The Making of an Archive (2014–ongoing) is a project initiated by Canadian artist Jacqueline Hoàng Nguyễn. The project composed of digitizing workshops, which aims to record the everyday life and civic engagements by immigrants and amateur photographers. The photographs are digitized and their accompanying narratives are recorded, thereby preserving records of personal histories in order to address the absent representation of multiculturalism in official archives. Focusing on digitizing printed matter, e.g. 35mm or 120mm photographs, slides or Polaroids, Nguyễn believes that immigrants who documented their daily life when they came to their new country are in danger of becoming forgotten or lost, thus losing complex and complicated histories of migration. By building this alternative structure of personal images, the artist aims to create a new archive that seeks to represent the fractured ideology of multiculturalism from the bottom up where forms of civic engagement within a structure of kinship or even in solidarity with other communities can be observed. The Making of an Archive questions existing frameworks for archival history-making, and chooses instead a trajectory of collective exploration. Drawing again from the artists’ reference to ‘space fiction’, speculation here leads to a kind of cultural star-gazing: seeing fragments of this nascent archive reminds us of vast possibilities—reflections of lives already lived, and new frameworks for a future we have yet to see. Priority is given to histories of migration from people who identify as people of color (POC).
By Jacqueline Hoàng Nguyễn
- Curated by Dan Pon, Maiko Tanaka, Vanessa Kwan
The Making of an Archive
- February 22, 2018 to April 21, 2018
Requiem for Mirrors and Tigers is a series of six documented video performances by Guatemalan artist Naufus Ramírez-Figueroa. This series documents interrelated performances and were produced for the camera. Commissioned by the Corpus Network and produced in association with If I Can't Dance, Amsterdam the series features the artist working both in solo performances and with an ensemble in an ethereal and captivating series of performances.

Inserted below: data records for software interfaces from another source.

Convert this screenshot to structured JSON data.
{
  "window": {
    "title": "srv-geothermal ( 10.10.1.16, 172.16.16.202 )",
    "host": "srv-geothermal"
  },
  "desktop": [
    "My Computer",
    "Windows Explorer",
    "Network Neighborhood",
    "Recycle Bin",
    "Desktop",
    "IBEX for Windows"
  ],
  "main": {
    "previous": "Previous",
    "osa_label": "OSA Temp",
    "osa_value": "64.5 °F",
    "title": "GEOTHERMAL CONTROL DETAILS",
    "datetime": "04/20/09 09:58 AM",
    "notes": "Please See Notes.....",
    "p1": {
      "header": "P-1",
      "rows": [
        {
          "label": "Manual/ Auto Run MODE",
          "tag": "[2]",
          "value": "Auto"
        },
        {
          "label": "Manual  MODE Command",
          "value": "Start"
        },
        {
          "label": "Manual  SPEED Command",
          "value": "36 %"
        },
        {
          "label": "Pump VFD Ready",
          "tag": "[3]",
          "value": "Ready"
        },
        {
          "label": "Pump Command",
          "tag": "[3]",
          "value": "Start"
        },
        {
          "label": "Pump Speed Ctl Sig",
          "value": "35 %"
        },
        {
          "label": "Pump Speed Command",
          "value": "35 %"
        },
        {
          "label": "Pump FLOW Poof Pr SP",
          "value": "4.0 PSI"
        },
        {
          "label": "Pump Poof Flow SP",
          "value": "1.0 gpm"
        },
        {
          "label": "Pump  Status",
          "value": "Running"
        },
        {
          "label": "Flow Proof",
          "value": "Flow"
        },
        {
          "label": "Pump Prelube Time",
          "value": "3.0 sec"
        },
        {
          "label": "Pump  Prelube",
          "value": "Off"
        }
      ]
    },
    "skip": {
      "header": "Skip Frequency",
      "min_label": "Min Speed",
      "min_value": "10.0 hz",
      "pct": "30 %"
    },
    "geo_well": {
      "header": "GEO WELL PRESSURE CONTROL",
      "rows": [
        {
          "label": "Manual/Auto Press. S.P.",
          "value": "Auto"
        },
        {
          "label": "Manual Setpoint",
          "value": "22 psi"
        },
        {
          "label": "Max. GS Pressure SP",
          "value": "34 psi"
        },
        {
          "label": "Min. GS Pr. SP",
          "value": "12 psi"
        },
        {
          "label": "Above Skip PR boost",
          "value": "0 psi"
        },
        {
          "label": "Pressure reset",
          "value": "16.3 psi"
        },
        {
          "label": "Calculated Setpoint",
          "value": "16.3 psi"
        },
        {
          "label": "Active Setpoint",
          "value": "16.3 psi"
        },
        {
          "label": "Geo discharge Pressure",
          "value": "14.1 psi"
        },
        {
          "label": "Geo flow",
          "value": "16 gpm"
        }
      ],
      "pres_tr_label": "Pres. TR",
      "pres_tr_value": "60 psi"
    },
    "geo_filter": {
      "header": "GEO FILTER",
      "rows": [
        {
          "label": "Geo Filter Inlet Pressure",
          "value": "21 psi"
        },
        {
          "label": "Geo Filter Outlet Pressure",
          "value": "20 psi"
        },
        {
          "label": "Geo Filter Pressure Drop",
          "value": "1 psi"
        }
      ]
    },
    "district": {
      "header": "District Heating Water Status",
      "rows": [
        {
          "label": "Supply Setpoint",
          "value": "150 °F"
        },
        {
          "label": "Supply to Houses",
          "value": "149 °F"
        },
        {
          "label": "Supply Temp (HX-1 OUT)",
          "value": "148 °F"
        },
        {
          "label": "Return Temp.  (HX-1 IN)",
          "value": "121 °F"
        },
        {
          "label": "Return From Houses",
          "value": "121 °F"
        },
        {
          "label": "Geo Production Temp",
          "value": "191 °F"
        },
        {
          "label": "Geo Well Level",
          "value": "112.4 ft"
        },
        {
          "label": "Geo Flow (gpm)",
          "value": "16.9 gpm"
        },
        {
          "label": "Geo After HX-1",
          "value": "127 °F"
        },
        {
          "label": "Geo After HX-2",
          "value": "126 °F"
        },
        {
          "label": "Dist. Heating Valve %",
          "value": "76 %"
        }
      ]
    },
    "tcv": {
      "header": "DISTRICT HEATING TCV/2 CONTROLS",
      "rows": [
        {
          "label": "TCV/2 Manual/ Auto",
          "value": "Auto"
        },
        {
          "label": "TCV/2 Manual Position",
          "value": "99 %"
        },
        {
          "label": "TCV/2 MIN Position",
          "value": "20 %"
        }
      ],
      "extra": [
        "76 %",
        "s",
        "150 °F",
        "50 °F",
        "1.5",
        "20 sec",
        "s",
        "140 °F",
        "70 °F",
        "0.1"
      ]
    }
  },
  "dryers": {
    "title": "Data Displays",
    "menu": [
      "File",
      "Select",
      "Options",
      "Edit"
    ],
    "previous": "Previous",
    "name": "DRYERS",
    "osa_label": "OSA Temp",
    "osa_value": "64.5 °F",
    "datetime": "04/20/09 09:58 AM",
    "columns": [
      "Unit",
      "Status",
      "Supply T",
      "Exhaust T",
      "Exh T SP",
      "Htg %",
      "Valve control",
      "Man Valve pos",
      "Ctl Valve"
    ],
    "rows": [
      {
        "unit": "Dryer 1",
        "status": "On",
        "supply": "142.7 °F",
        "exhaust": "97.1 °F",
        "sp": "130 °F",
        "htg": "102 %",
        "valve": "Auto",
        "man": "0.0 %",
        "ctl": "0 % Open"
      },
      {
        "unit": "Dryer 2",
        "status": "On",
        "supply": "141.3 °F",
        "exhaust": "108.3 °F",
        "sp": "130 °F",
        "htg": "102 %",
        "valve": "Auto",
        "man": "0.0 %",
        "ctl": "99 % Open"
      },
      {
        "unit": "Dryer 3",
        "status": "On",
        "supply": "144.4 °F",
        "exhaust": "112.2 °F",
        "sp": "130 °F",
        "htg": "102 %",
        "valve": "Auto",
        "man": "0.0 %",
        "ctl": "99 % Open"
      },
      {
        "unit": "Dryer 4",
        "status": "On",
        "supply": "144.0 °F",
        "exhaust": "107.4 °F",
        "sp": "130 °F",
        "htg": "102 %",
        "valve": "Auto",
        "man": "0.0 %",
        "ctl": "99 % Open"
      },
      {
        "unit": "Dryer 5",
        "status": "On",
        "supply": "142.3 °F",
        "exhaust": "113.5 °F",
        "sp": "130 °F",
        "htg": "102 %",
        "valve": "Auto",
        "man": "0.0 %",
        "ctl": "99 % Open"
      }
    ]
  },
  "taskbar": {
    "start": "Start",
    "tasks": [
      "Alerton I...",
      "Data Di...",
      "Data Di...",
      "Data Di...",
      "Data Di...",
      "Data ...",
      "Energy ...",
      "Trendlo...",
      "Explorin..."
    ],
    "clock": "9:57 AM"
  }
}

For Requiem, Naufus Ramirez-Figueroa developed a cycle of new performance works. Across the punctuated moments of the cycle, Ramirez-Figueroa used his body and direct action to perform a series of images related to the history of the Guatemalan Civil War. Approaching the Civil War from a personal position, he has softened this images through abstraction and humour, while attempting to use the intensity of the performance schedule to push beyond the immense force of the collective and inscribed memory of the war's history. Beyond the live performances, the cycle of works form a collective of videos.
By Naufus Ramirez Figueroa
- Curated by Susan Gibb
Requiem for Mirrors and Tigers
- May 25, 2017 to May 29, 2017
grunt gallery launched of Journey to Kaho’olawe, an artist publication by Hans Winkler and T’uy’t-tanat Cease Wyss. The artist book is the result of a four year process centred on the Hawaiian Island of Kaho’olawe, a sacred site to the Hawaiians in recovery after being occupied as a practice range by the American military. Returned to the Hawaiians in the 1990s, the island is being remediated and returned to its natural state. The publication also documents the Kanaka presence in British Columbia since the late 1700s when Native Hawaiians travelled to BC with some staying and marrying into the Squamish peoples on the BC Coast and many other indigenous communities throughout the region. With texts by Wyss and historians Jean Barman and Bruce McIntyre Watson in addition to Hans Winkler the book represents the four year research project by the artists. In conjunction with the launch of the publication grunt gallery and the artists presented a week long series of events celebrating Kaho’olawe and the Kanaka presence in BC from May 25 to the 29th, 2017.
By Hans Winkler, T'uy't-tanat Cease Wyss
- Curated by Glenn Alteen
Journey to Kaho’olawe
- July 2, 2019 to August 3, 2019
This photographic exhibition features five large-scale digital photographs by Belmore produced in late 2017 and early 2018. The works were commissioned by grunt gallery and include witness, matriarch, mother, madonna, and keeper.
By Rebecca Belmore
- Curated by Glenn Alteen